Barbera d'Alba, Bricco Marun, 2013

  Matteo Correggia

Contains Sulphites.

About Matteo Correggia

Matteo Corregiga learned everything about the vine from his father and, having never gone to any kind of oenology college, was taught his winemaking skills by Elio Altare and other local friends. Matteo started bottling his own wine with great success when his father died in 1985 making them the very best Piedmont has to offer. The indigenous white Arneis and black Brachetto vines are carefully nurtured to produce beautifully individual wines. The Roeros are made from Nebbiolo but are evidently more refi ned than Barolo due to the lighter soils in the region – they are exquisitely pure and truly outstanding. 2000 was Matteo’s last vintage after his tragic vineyard accident. His wife Ornella and her children, with the help of talented young wine maker Luca Rostagno, now run the estate.

Appellation: Piedmont
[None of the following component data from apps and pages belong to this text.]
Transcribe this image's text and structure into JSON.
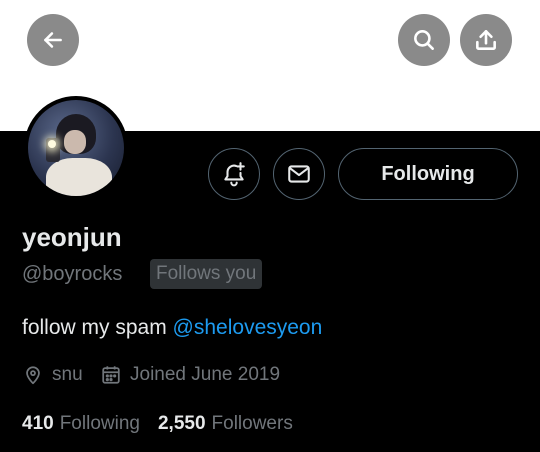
{
  "colors": {
    "background": "#000000",
    "banner": "#ffffff",
    "overlay_button": "#8a8a8a",
    "text_primary": "#e7e9ea",
    "text_secondary": "#71767b",
    "mention": "#1d9bf0",
    "border": "#536471"
  },
  "icons": {
    "back": "arrow-left-icon",
    "search": "search-icon",
    "share": "share-icon",
    "notify": "bell-plus-icon",
    "message": "envelope-icon",
    "location": "location-pin-icon",
    "calendar": "calendar-icon"
  },
  "profile": {
    "display_name": "yeonjun",
    "handle": "@boyrocks",
    "follows_you_badge": "Follows you",
    "bio_text": "follow my spam ",
    "bio_mention": "@shelovesyeon",
    "location": "snu",
    "joined": "Joined June 2019"
  },
  "actions": {
    "following_label": "Following"
  },
  "stats": {
    "following_count": "410",
    "following_label": "Following",
    "followers_count": "2,550",
    "followers_label": "Followers"
  }
}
Piedmont sitting at the foot of the mountains is justly regarded as one of, if not the finest wine growing region in Italy. The noblest grape found in the region in undoubtedly Nebbiolo, with the DOCG's of Barolo and Barbaresco at the forefront of production. Barbera and Dolcetto come in second and third, and being earlier ripening are often found located on those sides of the hills that receive less sunshine. The wines from Piedmont are intrinsically food friendly wines, a fact understandable given the culinary strength of the area.

Grape Type: Barbera

As widely planted in Italy as Sangiovese, but at its best in the hills around Alba and Asti in Italy's north-west, where it is planted on east and west facing slopes. Good, low-cropped Barbera has a deep colour, low tannins, crisp acidity and rich fruit flavours of forest fruit, cherry and, particularly, blueberry. It works well either as a tank-aged fruit driven wine or, chiefly for the old vines and well-placed single vineyard sites, as a complex, silky barrique-aged wine.